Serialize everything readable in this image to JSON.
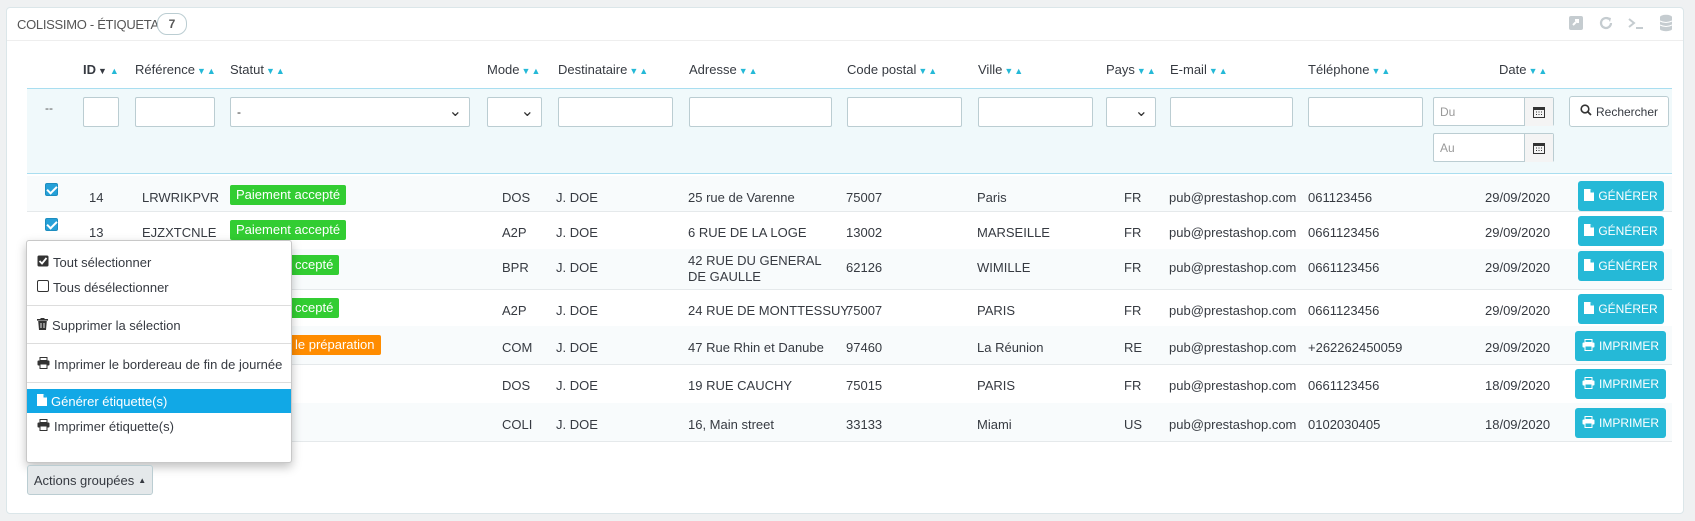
{
  "panel": {
    "title": "COLISSIMO - ÉTIQUETAGE",
    "count": "7",
    "tool_icons": [
      "export-icon",
      "refresh-icon",
      "sql-icon",
      "database-icon"
    ]
  },
  "columns": {
    "id": "ID",
    "reference": "Référence",
    "status": "Statut",
    "mode": "Mode",
    "recipient": "Destinataire",
    "address": "Adresse",
    "postcode": "Code postal",
    "city": "Ville",
    "country": "Pays",
    "email": "E-mail",
    "phone": "Téléphone",
    "date": "Date"
  },
  "filters": {
    "bulk_placeholder": "--",
    "status_value": "-",
    "date_from_placeholder": "Du",
    "date_to_placeholder": "Au",
    "search_label": "Rechercher"
  },
  "rows": [
    {
      "checked": true,
      "id": "14",
      "reference": "LRWRIKPVR",
      "status": "Paiement accepté",
      "status_color": "#32cd32",
      "mode": "DOS",
      "recipient": "J. DOE",
      "address": "25 rue de Varenne",
      "postcode": "75007",
      "city": "Paris",
      "country": "FR",
      "email": "pub@prestashop.com",
      "phone": "061123456",
      "date": "29/09/2020",
      "action": "GÉNÉRER",
      "action_icon": "file-icon"
    },
    {
      "checked": true,
      "id": "13",
      "reference": "EJZXTCNLE",
      "status": "Paiement accepté",
      "status_color": "#32cd32",
      "mode": "A2P",
      "recipient": "J. DOE",
      "address": "6 RUE DE LA LOGE",
      "postcode": "13002",
      "city": "MARSEILLE",
      "country": "FR",
      "email": "pub@prestashop.com",
      "phone": "0661123456",
      "date": "29/09/2020",
      "action": "GÉNÉRER",
      "action_icon": "file-icon"
    },
    {
      "checked": false,
      "id": "",
      "reference": "",
      "status": "ccepté",
      "status_color": "#32cd32",
      "mode": "BPR",
      "recipient": "J. DOE",
      "address": "42 RUE DU GENERAL DE GAULLE",
      "postcode": "62126",
      "city": "WIMILLE",
      "country": "FR",
      "email": "pub@prestashop.com",
      "phone": "0661123456",
      "date": "29/09/2020",
      "action": "GÉNÉRER",
      "action_icon": "file-icon"
    },
    {
      "checked": false,
      "id": "",
      "reference": "",
      "status": "ccepté",
      "status_color": "#32cd32",
      "mode": "A2P",
      "recipient": "J. DOE",
      "address": "24 RUE DE MONTTESSUY",
      "postcode": "75007",
      "city": "PARIS",
      "country": "FR",
      "email": "pub@prestashop.com",
      "phone": "0661123456",
      "date": "29/09/2020",
      "action": "GÉNÉRER",
      "action_icon": "file-icon"
    },
    {
      "checked": false,
      "id": "",
      "reference": "",
      "status": "le préparation",
      "status_color": "#ff8c00",
      "mode": "COM",
      "recipient": "J. DOE",
      "address": "47 Rue Rhin et Danube",
      "postcode": "97460",
      "city": "La Réunion",
      "country": "RE",
      "email": "pub@prestashop.com",
      "phone": "+262262450059",
      "date": "29/09/2020",
      "action": "IMPRIMER",
      "action_icon": "print-icon"
    },
    {
      "checked": false,
      "id": "",
      "reference": "",
      "status": "",
      "status_color": "",
      "mode": "DOS",
      "recipient": "J. DOE",
      "address": "19 RUE CAUCHY",
      "postcode": "75015",
      "city": "PARIS",
      "country": "FR",
      "email": "pub@prestashop.com",
      "phone": "0661123456",
      "date": "18/09/2020",
      "action": "IMPRIMER",
      "action_icon": "print-icon"
    },
    {
      "checked": false,
      "id": "",
      "reference": "",
      "status": "",
      "status_color": "",
      "mode": "COLI",
      "recipient": "J. DOE",
      "address": "16, Main street",
      "postcode": "33133",
      "city": "Miami",
      "country": "US",
      "email": "pub@prestashop.com",
      "phone": "0102030405",
      "date": "18/09/2020",
      "action": "IMPRIMER",
      "action_icon": "print-icon"
    }
  ],
  "bulk_menu": {
    "select_all": "Tout sélectionner",
    "deselect_all": "Tous désélectionner",
    "delete_selection": "Supprimer la sélection",
    "print_manifest": "Imprimer le bordereau de fin de journée",
    "generate_labels": "Générer étiquette(s)",
    "print_labels": "Imprimer étiquette(s)"
  },
  "bulk_button": "Actions groupées",
  "colors": {
    "accent": "#25b9d7",
    "menu_active": "#11a8e6",
    "status_green": "#32cd32",
    "status_orange": "#ff8c00"
  }
}
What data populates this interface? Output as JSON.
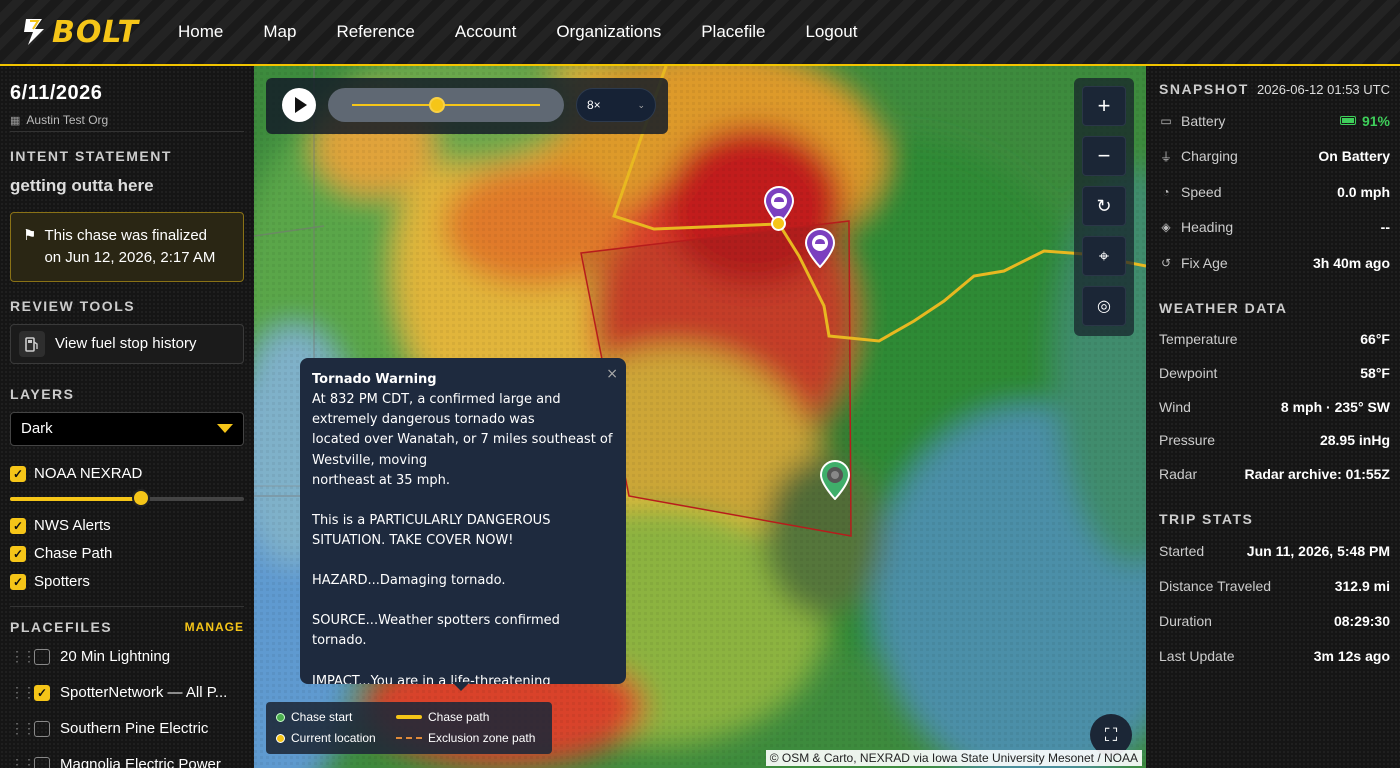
{
  "header": {
    "logo_text": "BOLT",
    "nav": [
      "Home",
      "Map",
      "Reference",
      "Account",
      "Organizations",
      "Placefile",
      "Logout"
    ]
  },
  "left": {
    "date": "6/11/2026",
    "org": "Austin Test Org",
    "intent_title": "INTENT STATEMENT",
    "intent_text": "getting outta here",
    "finalized_line1": "This chase was finalized",
    "finalized_line2": "on Jun 12, 2026, 2:17 AM",
    "review_title": "REVIEW TOOLS",
    "fuel_label": "View fuel stop history",
    "layers_title": "LAYERS",
    "basemap_value": "Dark",
    "nexrad_opacity": 0.56,
    "layers": [
      {
        "label": "NOAA NEXRAD",
        "checked": true
      },
      {
        "label": "NWS Alerts",
        "checked": true
      },
      {
        "label": "Chase Path",
        "checked": true
      },
      {
        "label": "Spotters",
        "checked": true
      }
    ],
    "placefiles_title": "PLACEFILES",
    "manage_label": "MANAGE",
    "placefiles": [
      {
        "label": "20 Min Lightning",
        "checked": false
      },
      {
        "label": "SpotterNetwork — All P...",
        "checked": true
      },
      {
        "label": "Southern Pine Electric",
        "checked": false
      },
      {
        "label": "Magnolia Electric Power",
        "checked": false
      }
    ]
  },
  "map": {
    "speed_value": "8×",
    "timeline_position": 0.45,
    "popup": {
      "title": "Tornado Warning",
      "lines": [
        "At 832 PM CDT, a confirmed large and",
        "extremely dangerous tornado was",
        "located over Wanatah, or 7 miles southeast of",
        "Westville, moving",
        "northeast at 35 mph."
      ],
      "p2": "This is a PARTICULARLY DANGEROUS SITUATION. TAKE COVER NOW!",
      "p3": "HAZARD...Damaging tornado.",
      "p4": "SOURCE...Weather spotters confirmed tornado.",
      "p5": "IMPACT...You are in a life-threatening situation.",
      "close": "×"
    },
    "legend": {
      "chase_start": "Chase start",
      "current_location": "Current location",
      "chase_path": "Chase path",
      "exclusion_path": "Exclusion zone path"
    },
    "attribution": "© OSM & Carto, NEXRAD via Iowa State University Mesonet / NOAA",
    "colors": {
      "accent": "#f5c518",
      "chase_start": "#4caf50",
      "current": "#f5c518",
      "warning_polygon": "#b71c1c",
      "spotter": "#7b3fbf"
    }
  },
  "right": {
    "snapshot_title": "SNAPSHOT",
    "snapshot_time": "2026-06-12 01:53 UTC",
    "snapshot": [
      {
        "icon": "battery-icon",
        "label": "Battery",
        "value": "91%"
      },
      {
        "icon": "plug-icon",
        "label": "Charging",
        "value": "On Battery"
      },
      {
        "icon": "speedometer-icon",
        "label": "Speed",
        "value": "0.0 mph"
      },
      {
        "icon": "compass-icon",
        "label": "Heading",
        "value": "--"
      },
      {
        "icon": "history-icon",
        "label": "Fix Age",
        "value": "3h 40m ago"
      }
    ],
    "weather_title": "WEATHER DATA",
    "weather": [
      {
        "label": "Temperature",
        "value": "66°F"
      },
      {
        "label": "Dewpoint",
        "value": "58°F"
      },
      {
        "label": "Wind",
        "value": "8 mph · 235° SW"
      },
      {
        "label": "Pressure",
        "value": "28.95 inHg"
      },
      {
        "label": "Radar",
        "value": "Radar archive: 01:55Z"
      }
    ],
    "trip_title": "TRIP STATS",
    "trip": [
      {
        "label": "Started",
        "value": "Jun 11, 2026, 5:48 PM"
      },
      {
        "label": "Distance Traveled",
        "value": "312.9 mi"
      },
      {
        "label": "Duration",
        "value": "08:29:30"
      },
      {
        "label": "Last Update",
        "value": "3m 12s ago"
      }
    ]
  }
}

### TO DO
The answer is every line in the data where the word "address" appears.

### TASK RESULT
    "address": "Adresse",
      "address": "25 rue de Varenne",
      "address": "6 RUE DE LA LOGE",
      "address": "42 RUE DU GENERAL DE GAULLE",
      "address": "24 RUE DE MONTTESSUY",
      "address": "47 Rue Rhin et Danube",
      "address": "19 RUE CAUCHY",
      "address": "16, Main street",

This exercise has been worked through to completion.